Material provided:
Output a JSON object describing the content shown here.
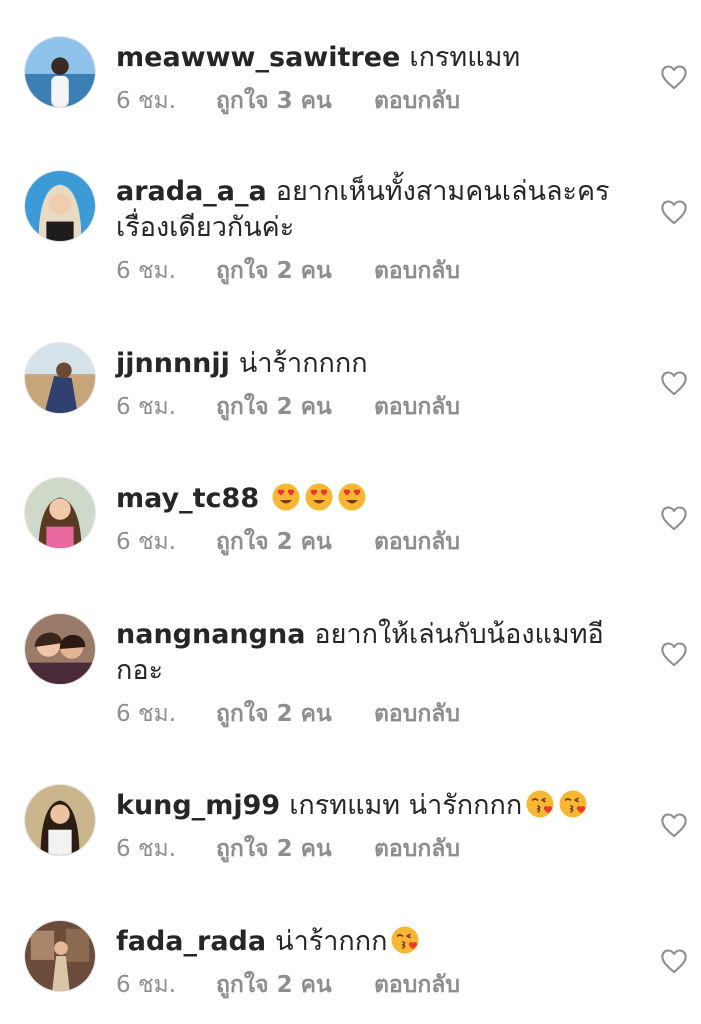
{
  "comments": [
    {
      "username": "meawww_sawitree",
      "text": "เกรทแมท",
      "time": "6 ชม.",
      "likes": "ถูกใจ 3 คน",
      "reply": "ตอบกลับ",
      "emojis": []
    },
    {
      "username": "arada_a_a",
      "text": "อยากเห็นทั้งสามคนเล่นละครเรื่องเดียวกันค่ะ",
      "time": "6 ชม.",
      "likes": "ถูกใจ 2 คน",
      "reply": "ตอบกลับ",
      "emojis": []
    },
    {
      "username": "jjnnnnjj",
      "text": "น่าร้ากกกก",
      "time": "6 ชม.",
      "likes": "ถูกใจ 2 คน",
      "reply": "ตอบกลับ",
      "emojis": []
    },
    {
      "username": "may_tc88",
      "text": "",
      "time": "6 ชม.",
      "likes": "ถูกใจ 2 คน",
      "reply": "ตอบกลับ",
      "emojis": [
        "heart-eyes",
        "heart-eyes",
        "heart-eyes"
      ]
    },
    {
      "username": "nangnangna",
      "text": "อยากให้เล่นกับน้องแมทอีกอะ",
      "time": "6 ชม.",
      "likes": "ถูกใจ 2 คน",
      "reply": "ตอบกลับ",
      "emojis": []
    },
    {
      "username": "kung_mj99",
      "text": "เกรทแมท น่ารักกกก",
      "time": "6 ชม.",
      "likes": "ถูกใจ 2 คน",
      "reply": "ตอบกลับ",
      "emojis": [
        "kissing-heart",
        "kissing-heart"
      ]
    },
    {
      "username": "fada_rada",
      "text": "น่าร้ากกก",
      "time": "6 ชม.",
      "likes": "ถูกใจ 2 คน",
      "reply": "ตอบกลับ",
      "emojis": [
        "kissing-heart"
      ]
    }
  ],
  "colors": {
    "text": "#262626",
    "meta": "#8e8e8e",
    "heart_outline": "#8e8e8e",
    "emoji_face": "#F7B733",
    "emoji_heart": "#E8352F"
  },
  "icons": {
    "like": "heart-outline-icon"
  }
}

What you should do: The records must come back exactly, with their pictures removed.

Answer to this task:
Output a JSON object describing the content shown here.
{
  "comments": [
    {
      "username": "meawww_sawitree",
      "text": "เกรทแมท",
      "time": "6 ชม.",
      "likes": "ถูกใจ 3 คน",
      "reply": "ตอบกลับ",
      "emojis": []
    },
    {
      "username": "arada_a_a",
      "text": "อยากเห็นทั้งสามคนเล่นละครเรื่องเดียวกันค่ะ",
      "time": "6 ชม.",
      "likes": "ถูกใจ 2 คน",
      "reply": "ตอบกลับ",
      "emojis": []
    },
    {
      "username": "jjnnnnjj",
      "text": "น่าร้ากกกก",
      "time": "6 ชม.",
      "likes": "ถูกใจ 2 คน",
      "reply": "ตอบกลับ",
      "emojis": []
    },
    {
      "username": "may_tc88",
      "text": "",
      "time": "6 ชม.",
      "likes": "ถูกใจ 2 คน",
      "reply": "ตอบกลับ",
      "emojis": [
        "heart-eyes",
        "heart-eyes",
        "heart-eyes"
      ]
    },
    {
      "username": "nangnangna",
      "text": "อยากให้เล่นกับน้องแมทอีกอะ",
      "time": "6 ชม.",
      "likes": "ถูกใจ 2 คน",
      "reply": "ตอบกลับ",
      "emojis": []
    },
    {
      "username": "kung_mj99",
      "text": "เกรทแมท น่ารักกกก",
      "time": "6 ชม.",
      "likes": "ถูกใจ 2 คน",
      "reply": "ตอบกลับ",
      "emojis": [
        "kissing-heart",
        "kissing-heart"
      ]
    },
    {
      "username": "fada_rada",
      "text": "น่าร้ากกก",
      "time": "6 ชม.",
      "likes": "ถูกใจ 2 คน",
      "reply": "ตอบกลับ",
      "emojis": [
        "kissing-heart"
      ]
    }
  ],
  "colors": {
    "text": "#262626",
    "meta": "#8e8e8e",
    "heart_outline": "#8e8e8e",
    "emoji_face": "#F7B733",
    "emoji_heart": "#E8352F"
  },
  "icons": {
    "like": "heart-outline-icon"
  }
}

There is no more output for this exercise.